At the same time, the new revenue decoupling mechanism will ensure that LADWP's financial health no longer relies on increased electricity sales; should consumption trend modestly downward, rates will automatically adjust to prevent a shortfall in recovery of the Department's authorized non-fuel costs. Although LADWP is a nonprofit venture, it still needs to hit revenue targets in order to meet obligations to its bondholders and its municipal treasury.
Without revenue decoupling, any reductions in electricity use – including those from increased energy efficiency efforts -- would jeopardize the utility’s ability to do that. Decoupling also prevents the utility from securing a windfall if electricity sales surge for any reason (like extreme heat); those excess revenues go right back to customers in the form of rate reductions. Revenue decoupling isn’t a “cost adder”; it’s a guarantee that recovery of costs already approved won't be affected by fluctuations in electricity use, and it opens the way for utility bill reductions in the form of accelerated energy efficiency improvements.
For both investor-owned and nonprofit utilities, revenue decoupling keeps the enterprise “whole” when electricity use drops or grows more slowly than expected -- without appreciably reducing customers’ rewards for saving energy.
Few would disagree with that goal, but until the Los Angeles Department of Water and Power embraced revenue decoupling, nonprofit utilities weren’t achieving it, and too many are lagging in energy efficiency commitments as a result. Since nonprofit utilities account for about a quarter of the nation’s electricity sales, that represents a huge obstacle to energy efficiency progress.
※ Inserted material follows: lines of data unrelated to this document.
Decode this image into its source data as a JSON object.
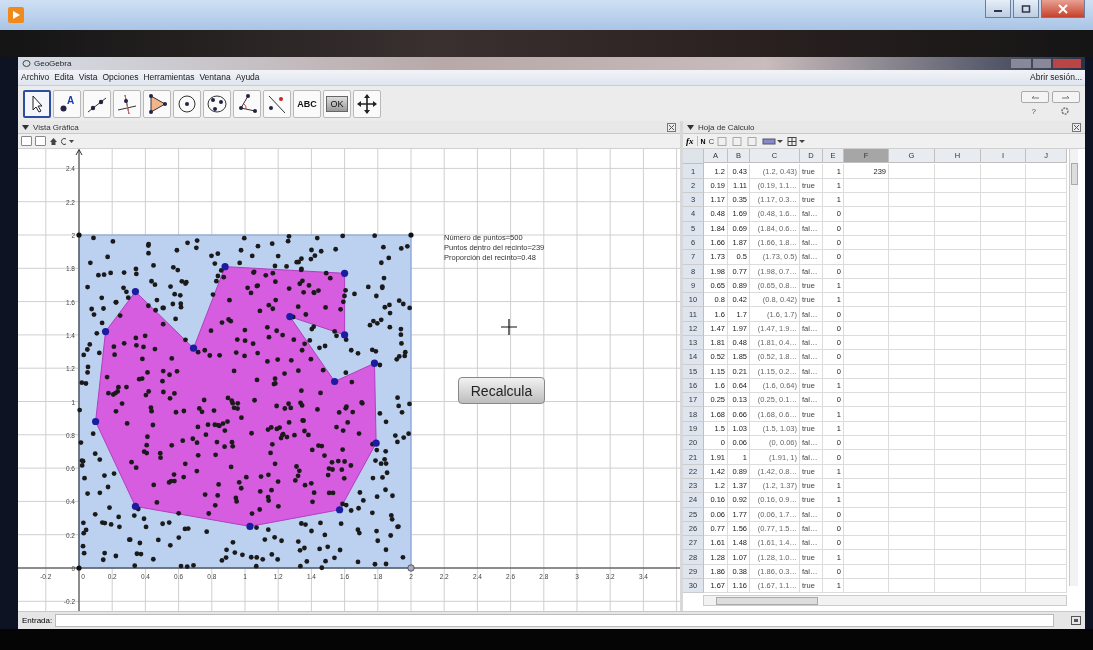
{
  "window": {
    "title": "GeoGebra",
    "login": "Abrir sesión...",
    "help": "?"
  },
  "menu": [
    "Archivo",
    "Edita",
    "Vista",
    "Opciones",
    "Herramientas",
    "Ventana",
    "Ayuda"
  ],
  "tools": [
    {
      "kind": "move",
      "selected": true
    },
    {
      "kind": "point",
      "label": "A",
      "selected": false
    },
    {
      "kind": "line",
      "selected": false
    },
    {
      "kind": "perpendicular",
      "selected": false
    },
    {
      "kind": "polygon",
      "selected": false
    },
    {
      "kind": "circle",
      "selected": false
    },
    {
      "kind": "conic",
      "selected": false
    },
    {
      "kind": "angle",
      "selected": false
    },
    {
      "kind": "reflect",
      "selected": false
    },
    {
      "kind": "text",
      "label": "ABC",
      "selected": false
    },
    {
      "kind": "button",
      "label": "OK",
      "selected": false
    },
    {
      "kind": "pan",
      "selected": false
    }
  ],
  "graphics_view": {
    "title": "Vista Gráfica",
    "x_labels": [
      "-0.2",
      "0",
      "0.2",
      "0.4",
      "0.6",
      "0.8",
      "1",
      "1.2",
      "1.4",
      "1.6",
      "1.8",
      "2",
      "2.2",
      "2.4",
      "2.6",
      "2.8",
      "3",
      "3.2",
      "3.4"
    ],
    "y_labels": [
      "2.4",
      "2.2",
      "2",
      "1.8",
      "1.6",
      "1.4",
      "1.2",
      "1",
      "0.8",
      "0.6",
      "0.4",
      "0.2",
      "0",
      "-0.2"
    ],
    "info": [
      "Número de puntos=500",
      "Puntos dentro del recinto=239",
      "Proporción del recinto=0.48"
    ],
    "button": "Recalcula"
  },
  "spreadsheet": {
    "title": "Hoja de Cálculo",
    "fx": "fx",
    "bold": "N",
    "italic": "C",
    "columns": [
      {
        "label": "A",
        "selected": false
      },
      {
        "label": "B",
        "selected": false
      },
      {
        "label": "C",
        "selected": false
      },
      {
        "label": "D",
        "selected": false
      },
      {
        "label": "E",
        "selected": false
      },
      {
        "label": "F",
        "selected": true
      },
      {
        "label": "G",
        "selected": false
      },
      {
        "label": "H",
        "selected": false
      },
      {
        "label": "I",
        "selected": false
      },
      {
        "label": "J",
        "selected": false
      }
    ],
    "rows": [
      {
        "n": "1",
        "cells": [
          "1.2",
          "0.43",
          "(1.2, 0.43)",
          "true",
          "1",
          "239"
        ]
      },
      {
        "n": "2",
        "cells": [
          "0.19",
          "1.11",
          "(0.19, 1.1…",
          "true",
          "1"
        ]
      },
      {
        "n": "3",
        "cells": [
          "1.17",
          "0.35",
          "(1.17, 0.3…",
          "true",
          "1"
        ]
      },
      {
        "n": "4",
        "cells": [
          "0.48",
          "1.69",
          "(0.48, 1.6…",
          "fal…",
          "0"
        ]
      },
      {
        "n": "5",
        "cells": [
          "1.84",
          "0.69",
          "(1.84, 0.6…",
          "fal…",
          "0"
        ]
      },
      {
        "n": "6",
        "cells": [
          "1.66",
          "1.87",
          "(1.66, 1.8…",
          "fal…",
          "0"
        ]
      },
      {
        "n": "7",
        "cells": [
          "1.73",
          "0.5",
          "(1.73, 0.5)",
          "fal…",
          "0"
        ]
      },
      {
        "n": "8",
        "cells": [
          "1.98",
          "0.77",
          "(1.98, 0.7…",
          "fal…",
          "0"
        ]
      },
      {
        "n": "9",
        "cells": [
          "0.65",
          "0.89",
          "(0.65, 0.8…",
          "true",
          "1"
        ]
      },
      {
        "n": "10",
        "cells": [
          "0.8",
          "0.42",
          "(0.8, 0.42)",
          "true",
          "1"
        ]
      },
      {
        "n": "11",
        "cells": [
          "1.6",
          "1.7",
          "(1.6, 1.7)",
          "fal…",
          "0"
        ]
      },
      {
        "n": "12",
        "cells": [
          "1.47",
          "1.97",
          "(1.47, 1.9…",
          "fal…",
          "0"
        ]
      },
      {
        "n": "13",
        "cells": [
          "1.81",
          "0.48",
          "(1.81, 0.4…",
          "fal…",
          "0"
        ]
      },
      {
        "n": "14",
        "cells": [
          "0.52",
          "1.85",
          "(0.52, 1.8…",
          "fal…",
          "0"
        ]
      },
      {
        "n": "15",
        "cells": [
          "1.15",
          "0.21",
          "(1.15, 0.2…",
          "fal…",
          "0"
        ]
      },
      {
        "n": "16",
        "cells": [
          "1.6",
          "0.64",
          "(1.6, 0.64)",
          "true",
          "1"
        ]
      },
      {
        "n": "17",
        "cells": [
          "0.25",
          "0.13",
          "(0.25, 0.1…",
          "fal…",
          "0"
        ]
      },
      {
        "n": "18",
        "cells": [
          "1.68",
          "0.66",
          "(1.68, 0.6…",
          "true",
          "1"
        ]
      },
      {
        "n": "19",
        "cells": [
          "1.5",
          "1.03",
          "(1.5, 1.03)",
          "true",
          "1"
        ]
      },
      {
        "n": "20",
        "cells": [
          "0",
          "0.06",
          "(0, 0.06)",
          "fal…",
          "0"
        ]
      },
      {
        "n": "21",
        "cells": [
          "1.91",
          "1",
          "(1.91, 1)",
          "fal…",
          "0"
        ]
      },
      {
        "n": "22",
        "cells": [
          "1.42",
          "0.89",
          "(1.42, 0.8…",
          "true",
          "1"
        ]
      },
      {
        "n": "23",
        "cells": [
          "1.2",
          "1.37",
          "(1.2, 1.37)",
          "true",
          "1"
        ]
      },
      {
        "n": "24",
        "cells": [
          "0.16",
          "0.92",
          "(0.16, 0.9…",
          "true",
          "1"
        ]
      },
      {
        "n": "25",
        "cells": [
          "0.06",
          "1.77",
          "(0.06, 1.7…",
          "fal…",
          "0"
        ]
      },
      {
        "n": "26",
        "cells": [
          "0.77",
          "1.56",
          "(0.77, 1.5…",
          "fal…",
          "0"
        ]
      },
      {
        "n": "27",
        "cells": [
          "1.61",
          "1.48",
          "(1.61, 1.4…",
          "fal…",
          "0"
        ]
      },
      {
        "n": "28",
        "cells": [
          "1.28",
          "1.07",
          "(1.28, 1.0…",
          "true",
          "1"
        ]
      },
      {
        "n": "29",
        "cells": [
          "1.86",
          "0.38",
          "(1.86, 0.3…",
          "fal…",
          "0"
        ]
      },
      {
        "n": "30",
        "cells": [
          "1.67",
          "1.16",
          "(1.67, 1.1…",
          "true",
          "1"
        ]
      }
    ]
  },
  "input_bar": {
    "label": "Entrada:"
  }
}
The Los Angeles Department of Water and Power has now shown the way forward. It’s time for all publicly owned utilities to embrace energy efficiency fully as the best to reduce their customers’ bills today and ensure a healthier environment for all of us tomorrow.